[Data section Boundary: Start]

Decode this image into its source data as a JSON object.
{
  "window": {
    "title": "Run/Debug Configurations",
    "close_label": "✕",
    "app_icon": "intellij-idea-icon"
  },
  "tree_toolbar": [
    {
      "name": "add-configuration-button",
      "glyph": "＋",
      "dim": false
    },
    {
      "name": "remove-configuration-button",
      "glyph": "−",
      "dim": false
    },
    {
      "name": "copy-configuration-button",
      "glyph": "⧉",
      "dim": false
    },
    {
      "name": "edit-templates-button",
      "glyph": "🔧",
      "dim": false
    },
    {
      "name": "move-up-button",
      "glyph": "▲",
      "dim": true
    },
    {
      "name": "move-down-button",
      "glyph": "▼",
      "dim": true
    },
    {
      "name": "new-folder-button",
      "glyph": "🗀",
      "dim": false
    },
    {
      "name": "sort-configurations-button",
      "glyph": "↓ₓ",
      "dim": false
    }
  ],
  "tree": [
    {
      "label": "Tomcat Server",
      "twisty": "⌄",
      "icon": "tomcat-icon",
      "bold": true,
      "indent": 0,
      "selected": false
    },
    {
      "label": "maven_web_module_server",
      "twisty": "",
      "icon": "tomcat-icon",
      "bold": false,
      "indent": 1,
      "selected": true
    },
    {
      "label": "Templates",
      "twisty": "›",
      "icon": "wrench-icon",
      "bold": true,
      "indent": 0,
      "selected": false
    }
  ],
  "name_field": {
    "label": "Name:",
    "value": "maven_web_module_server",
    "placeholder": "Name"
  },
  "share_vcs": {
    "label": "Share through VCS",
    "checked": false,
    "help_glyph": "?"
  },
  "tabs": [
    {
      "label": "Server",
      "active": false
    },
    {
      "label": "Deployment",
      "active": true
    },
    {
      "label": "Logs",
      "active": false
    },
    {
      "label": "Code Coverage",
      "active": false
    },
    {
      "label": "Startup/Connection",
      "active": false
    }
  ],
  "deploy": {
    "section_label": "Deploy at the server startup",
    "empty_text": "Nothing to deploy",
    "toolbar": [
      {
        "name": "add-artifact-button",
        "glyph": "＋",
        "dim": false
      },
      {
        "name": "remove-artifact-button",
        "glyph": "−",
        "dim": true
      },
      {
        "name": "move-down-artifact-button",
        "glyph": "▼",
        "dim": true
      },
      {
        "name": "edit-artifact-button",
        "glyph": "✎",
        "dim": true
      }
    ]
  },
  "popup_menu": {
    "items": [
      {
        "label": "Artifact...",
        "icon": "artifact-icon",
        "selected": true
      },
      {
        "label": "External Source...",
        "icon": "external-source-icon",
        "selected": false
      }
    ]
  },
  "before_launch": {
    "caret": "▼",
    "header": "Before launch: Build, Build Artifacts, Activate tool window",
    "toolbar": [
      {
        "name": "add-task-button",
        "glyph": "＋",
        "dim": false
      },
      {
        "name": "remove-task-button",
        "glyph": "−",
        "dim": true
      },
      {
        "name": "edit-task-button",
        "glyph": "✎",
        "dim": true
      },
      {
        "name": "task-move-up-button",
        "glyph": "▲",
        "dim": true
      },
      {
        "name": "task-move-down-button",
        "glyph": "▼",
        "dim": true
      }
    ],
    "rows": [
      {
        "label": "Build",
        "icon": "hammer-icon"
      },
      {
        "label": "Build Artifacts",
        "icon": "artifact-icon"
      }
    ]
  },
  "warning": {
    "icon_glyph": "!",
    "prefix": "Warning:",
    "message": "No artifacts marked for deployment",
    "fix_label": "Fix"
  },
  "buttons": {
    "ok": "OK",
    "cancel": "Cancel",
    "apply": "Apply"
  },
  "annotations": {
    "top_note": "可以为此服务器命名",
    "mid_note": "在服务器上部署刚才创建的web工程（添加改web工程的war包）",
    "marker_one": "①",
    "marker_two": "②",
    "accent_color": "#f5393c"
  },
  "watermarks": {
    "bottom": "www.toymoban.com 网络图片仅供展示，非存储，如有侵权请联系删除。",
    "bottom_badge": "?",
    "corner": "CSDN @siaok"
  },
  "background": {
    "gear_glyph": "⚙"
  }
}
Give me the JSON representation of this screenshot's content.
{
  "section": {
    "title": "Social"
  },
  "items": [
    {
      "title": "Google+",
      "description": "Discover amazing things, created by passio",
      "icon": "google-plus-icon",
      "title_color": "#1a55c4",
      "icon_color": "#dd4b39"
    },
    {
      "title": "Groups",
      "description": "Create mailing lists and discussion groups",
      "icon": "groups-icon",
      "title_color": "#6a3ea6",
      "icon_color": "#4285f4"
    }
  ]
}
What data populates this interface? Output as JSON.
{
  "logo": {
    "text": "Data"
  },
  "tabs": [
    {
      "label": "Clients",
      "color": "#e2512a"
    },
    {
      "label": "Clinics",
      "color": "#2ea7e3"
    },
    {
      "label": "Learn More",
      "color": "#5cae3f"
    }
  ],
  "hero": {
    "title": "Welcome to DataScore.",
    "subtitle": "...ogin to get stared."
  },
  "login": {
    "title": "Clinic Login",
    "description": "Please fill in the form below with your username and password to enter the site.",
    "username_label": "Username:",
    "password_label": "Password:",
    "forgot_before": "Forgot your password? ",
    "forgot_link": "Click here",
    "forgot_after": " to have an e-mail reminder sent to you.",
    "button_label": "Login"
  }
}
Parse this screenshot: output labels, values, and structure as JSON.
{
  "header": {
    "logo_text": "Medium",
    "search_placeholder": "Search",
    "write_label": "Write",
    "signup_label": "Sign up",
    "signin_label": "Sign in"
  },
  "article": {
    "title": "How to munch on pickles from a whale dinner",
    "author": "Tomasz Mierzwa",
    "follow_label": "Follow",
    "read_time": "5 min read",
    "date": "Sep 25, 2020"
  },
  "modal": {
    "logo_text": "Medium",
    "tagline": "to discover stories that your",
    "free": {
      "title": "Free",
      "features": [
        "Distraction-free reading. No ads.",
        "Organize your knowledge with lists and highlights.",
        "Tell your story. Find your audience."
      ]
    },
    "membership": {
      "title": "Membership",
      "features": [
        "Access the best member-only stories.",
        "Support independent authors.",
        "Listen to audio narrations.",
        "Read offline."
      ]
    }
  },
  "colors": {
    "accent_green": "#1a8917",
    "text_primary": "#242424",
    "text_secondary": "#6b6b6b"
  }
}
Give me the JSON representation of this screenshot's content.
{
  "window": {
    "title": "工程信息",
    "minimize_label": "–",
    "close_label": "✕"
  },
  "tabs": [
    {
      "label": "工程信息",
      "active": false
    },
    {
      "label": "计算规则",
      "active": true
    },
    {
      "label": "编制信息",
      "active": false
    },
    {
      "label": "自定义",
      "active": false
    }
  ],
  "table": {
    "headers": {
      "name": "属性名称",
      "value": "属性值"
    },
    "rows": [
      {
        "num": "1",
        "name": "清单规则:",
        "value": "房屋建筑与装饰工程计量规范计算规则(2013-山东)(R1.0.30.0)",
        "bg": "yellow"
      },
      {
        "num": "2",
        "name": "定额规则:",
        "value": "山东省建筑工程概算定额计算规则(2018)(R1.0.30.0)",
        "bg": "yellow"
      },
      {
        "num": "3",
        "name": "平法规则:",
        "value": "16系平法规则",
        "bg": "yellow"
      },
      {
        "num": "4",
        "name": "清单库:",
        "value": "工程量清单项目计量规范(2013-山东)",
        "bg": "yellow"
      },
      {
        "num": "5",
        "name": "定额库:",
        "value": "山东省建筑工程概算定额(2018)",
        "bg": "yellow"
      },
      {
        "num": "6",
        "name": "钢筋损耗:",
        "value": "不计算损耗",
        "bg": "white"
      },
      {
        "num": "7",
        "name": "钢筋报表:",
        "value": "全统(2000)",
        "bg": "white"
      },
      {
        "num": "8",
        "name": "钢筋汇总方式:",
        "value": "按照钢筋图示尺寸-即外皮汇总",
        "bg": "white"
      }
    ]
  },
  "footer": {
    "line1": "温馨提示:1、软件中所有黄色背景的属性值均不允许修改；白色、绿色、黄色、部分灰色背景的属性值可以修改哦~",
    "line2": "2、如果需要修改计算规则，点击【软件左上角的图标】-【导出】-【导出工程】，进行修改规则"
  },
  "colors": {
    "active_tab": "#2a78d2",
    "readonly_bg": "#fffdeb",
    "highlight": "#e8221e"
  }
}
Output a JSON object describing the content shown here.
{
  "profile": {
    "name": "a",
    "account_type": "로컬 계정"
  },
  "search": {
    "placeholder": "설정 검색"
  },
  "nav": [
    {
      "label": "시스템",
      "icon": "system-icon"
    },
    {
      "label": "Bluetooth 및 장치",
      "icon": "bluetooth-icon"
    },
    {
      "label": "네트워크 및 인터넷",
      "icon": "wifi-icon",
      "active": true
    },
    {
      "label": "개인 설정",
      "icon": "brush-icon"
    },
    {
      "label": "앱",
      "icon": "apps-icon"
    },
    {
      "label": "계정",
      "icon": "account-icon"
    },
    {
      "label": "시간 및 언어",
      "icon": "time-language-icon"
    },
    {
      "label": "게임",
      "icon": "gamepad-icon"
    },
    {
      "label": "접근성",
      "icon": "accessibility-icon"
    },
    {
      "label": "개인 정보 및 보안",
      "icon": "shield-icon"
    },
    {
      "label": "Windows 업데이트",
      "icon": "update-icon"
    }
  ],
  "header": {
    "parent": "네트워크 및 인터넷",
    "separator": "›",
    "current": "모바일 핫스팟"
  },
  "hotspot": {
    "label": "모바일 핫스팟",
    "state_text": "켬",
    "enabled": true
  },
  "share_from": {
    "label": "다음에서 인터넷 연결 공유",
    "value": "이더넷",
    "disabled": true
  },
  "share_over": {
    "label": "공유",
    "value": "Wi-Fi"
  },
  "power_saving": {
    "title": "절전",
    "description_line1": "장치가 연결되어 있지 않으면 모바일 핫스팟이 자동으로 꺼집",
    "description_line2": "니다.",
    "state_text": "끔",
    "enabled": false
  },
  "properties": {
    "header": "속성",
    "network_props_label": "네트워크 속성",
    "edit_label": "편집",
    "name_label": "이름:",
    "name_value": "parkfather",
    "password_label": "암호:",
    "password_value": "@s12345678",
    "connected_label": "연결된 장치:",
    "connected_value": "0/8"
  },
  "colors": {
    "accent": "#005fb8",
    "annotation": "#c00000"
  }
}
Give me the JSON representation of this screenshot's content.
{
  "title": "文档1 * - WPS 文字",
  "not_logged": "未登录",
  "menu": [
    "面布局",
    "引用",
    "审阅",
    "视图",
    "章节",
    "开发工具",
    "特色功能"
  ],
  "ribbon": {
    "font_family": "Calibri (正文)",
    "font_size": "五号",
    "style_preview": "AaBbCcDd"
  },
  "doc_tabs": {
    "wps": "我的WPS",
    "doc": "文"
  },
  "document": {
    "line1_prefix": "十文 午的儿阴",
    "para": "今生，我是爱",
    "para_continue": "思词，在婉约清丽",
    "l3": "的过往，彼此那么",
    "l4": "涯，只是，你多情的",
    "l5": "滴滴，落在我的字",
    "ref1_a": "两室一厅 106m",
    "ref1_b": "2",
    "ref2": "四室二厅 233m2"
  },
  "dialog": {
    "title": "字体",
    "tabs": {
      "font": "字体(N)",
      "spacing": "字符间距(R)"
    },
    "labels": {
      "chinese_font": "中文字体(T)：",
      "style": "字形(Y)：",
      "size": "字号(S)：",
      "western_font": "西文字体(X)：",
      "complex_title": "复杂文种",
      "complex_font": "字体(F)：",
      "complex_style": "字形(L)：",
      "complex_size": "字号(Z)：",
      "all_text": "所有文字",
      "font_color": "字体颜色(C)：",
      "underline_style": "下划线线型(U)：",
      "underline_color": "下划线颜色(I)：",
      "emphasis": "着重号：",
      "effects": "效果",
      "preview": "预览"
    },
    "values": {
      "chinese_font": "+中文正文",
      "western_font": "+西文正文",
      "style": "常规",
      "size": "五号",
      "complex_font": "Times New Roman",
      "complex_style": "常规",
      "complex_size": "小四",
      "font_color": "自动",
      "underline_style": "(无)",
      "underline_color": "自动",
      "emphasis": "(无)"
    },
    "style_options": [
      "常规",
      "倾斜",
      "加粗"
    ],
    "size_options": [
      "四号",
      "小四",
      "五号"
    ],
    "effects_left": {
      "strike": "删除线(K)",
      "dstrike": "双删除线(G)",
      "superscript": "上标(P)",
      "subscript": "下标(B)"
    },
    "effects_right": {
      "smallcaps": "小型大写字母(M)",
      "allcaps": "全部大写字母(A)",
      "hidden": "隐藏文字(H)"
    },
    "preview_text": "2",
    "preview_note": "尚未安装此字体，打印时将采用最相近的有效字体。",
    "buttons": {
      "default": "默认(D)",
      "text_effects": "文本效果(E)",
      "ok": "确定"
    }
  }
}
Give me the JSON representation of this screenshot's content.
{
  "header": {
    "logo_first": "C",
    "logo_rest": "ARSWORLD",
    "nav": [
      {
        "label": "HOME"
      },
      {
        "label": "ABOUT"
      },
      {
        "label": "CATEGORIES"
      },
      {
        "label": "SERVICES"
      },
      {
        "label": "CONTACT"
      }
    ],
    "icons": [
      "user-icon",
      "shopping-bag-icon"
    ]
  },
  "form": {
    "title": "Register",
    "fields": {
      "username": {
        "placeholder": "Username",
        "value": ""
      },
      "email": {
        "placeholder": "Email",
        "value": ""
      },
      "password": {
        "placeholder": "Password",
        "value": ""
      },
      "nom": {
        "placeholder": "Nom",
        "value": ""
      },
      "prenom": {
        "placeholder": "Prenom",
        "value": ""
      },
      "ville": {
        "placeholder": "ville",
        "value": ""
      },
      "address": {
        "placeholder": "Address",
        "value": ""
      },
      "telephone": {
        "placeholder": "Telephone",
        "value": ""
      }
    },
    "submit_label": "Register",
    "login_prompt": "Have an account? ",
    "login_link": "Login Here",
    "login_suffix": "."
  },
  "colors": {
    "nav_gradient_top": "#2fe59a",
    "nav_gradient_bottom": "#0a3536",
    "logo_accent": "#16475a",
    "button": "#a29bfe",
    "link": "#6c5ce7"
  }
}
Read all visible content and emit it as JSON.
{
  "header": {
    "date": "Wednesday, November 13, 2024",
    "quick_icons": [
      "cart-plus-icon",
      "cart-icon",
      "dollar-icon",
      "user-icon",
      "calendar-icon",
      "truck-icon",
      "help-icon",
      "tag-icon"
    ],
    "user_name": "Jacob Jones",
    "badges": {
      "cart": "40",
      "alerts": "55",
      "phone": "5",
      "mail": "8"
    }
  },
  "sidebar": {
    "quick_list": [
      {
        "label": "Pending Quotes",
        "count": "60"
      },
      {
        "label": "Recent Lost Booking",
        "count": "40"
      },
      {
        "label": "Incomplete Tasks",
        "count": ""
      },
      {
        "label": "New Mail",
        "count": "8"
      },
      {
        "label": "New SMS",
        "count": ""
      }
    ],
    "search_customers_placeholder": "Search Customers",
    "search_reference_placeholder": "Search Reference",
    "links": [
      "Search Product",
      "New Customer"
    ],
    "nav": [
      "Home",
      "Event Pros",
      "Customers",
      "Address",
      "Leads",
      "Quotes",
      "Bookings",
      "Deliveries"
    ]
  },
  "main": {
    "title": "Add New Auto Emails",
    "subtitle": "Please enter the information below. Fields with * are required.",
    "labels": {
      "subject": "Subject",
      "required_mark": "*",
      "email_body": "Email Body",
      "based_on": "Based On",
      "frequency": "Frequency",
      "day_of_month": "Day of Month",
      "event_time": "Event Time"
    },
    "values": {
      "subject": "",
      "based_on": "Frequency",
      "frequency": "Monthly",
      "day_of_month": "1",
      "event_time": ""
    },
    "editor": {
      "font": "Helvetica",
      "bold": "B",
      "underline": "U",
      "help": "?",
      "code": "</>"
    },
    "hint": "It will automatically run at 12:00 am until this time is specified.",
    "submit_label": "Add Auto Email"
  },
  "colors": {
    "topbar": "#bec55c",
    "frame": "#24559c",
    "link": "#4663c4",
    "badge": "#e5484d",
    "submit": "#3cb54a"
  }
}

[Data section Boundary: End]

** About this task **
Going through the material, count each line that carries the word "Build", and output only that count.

** Result of this task **
3